What to produce
The records that follow must be repeated exactly as they stand.

Data for this task
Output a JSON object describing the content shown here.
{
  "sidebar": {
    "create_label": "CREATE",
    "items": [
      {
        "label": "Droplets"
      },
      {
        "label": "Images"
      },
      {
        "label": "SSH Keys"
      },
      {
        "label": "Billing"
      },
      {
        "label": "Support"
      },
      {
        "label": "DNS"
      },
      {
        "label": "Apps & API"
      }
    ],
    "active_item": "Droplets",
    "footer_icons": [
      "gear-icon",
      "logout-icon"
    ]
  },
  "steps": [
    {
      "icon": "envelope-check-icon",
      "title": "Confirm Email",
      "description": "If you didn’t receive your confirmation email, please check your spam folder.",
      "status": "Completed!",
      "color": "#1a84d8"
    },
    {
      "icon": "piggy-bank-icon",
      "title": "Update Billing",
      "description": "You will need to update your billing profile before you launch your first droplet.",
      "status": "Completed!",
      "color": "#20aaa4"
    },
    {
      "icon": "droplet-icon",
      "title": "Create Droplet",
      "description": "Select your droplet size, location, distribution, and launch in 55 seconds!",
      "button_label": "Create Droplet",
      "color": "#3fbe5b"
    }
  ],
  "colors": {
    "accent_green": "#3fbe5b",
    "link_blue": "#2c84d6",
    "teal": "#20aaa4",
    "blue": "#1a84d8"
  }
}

The completed task
Output a JSON object describing the content shown here.
{
  "sidebar": {
    "create_label": "CREATE",
    "items": [
      {
        "label": "Droplets"
      },
      {
        "label": "Images"
      },
      {
        "label": "SSH Keys"
      },
      {
        "label": "Billing"
      },
      {
        "label": "Support"
      },
      {
        "label": "DNS"
      },
      {
        "label": "Apps & API"
      }
    ],
    "active_item": "Droplets",
    "footer_icons": [
      "gear-icon",
      "logout-icon"
    ]
  },
  "steps": [
    {
      "icon": "envelope-check-icon",
      "title": "Confirm Email",
      "description": "If you didn’t receive your confirmation email, please check your spam folder.",
      "status": "Completed!",
      "color": "#1a84d8"
    },
    {
      "icon": "piggy-bank-icon",
      "title": "Update Billing",
      "description": "You will need to update your billing profile before you launch your first droplet.",
      "status": "Completed!",
      "color": "#20aaa4"
    },
    {
      "icon": "droplet-icon",
      "title": "Create Droplet",
      "description": "Select your droplet size, location, distribution, and launch in 55 seconds!",
      "button_label": "Create Droplet",
      "color": "#3fbe5b"
    }
  ],
  "colors": {
    "accent_green": "#3fbe5b",
    "link_blue": "#2c84d6",
    "teal": "#20aaa4",
    "blue": "#1a84d8"
  }
}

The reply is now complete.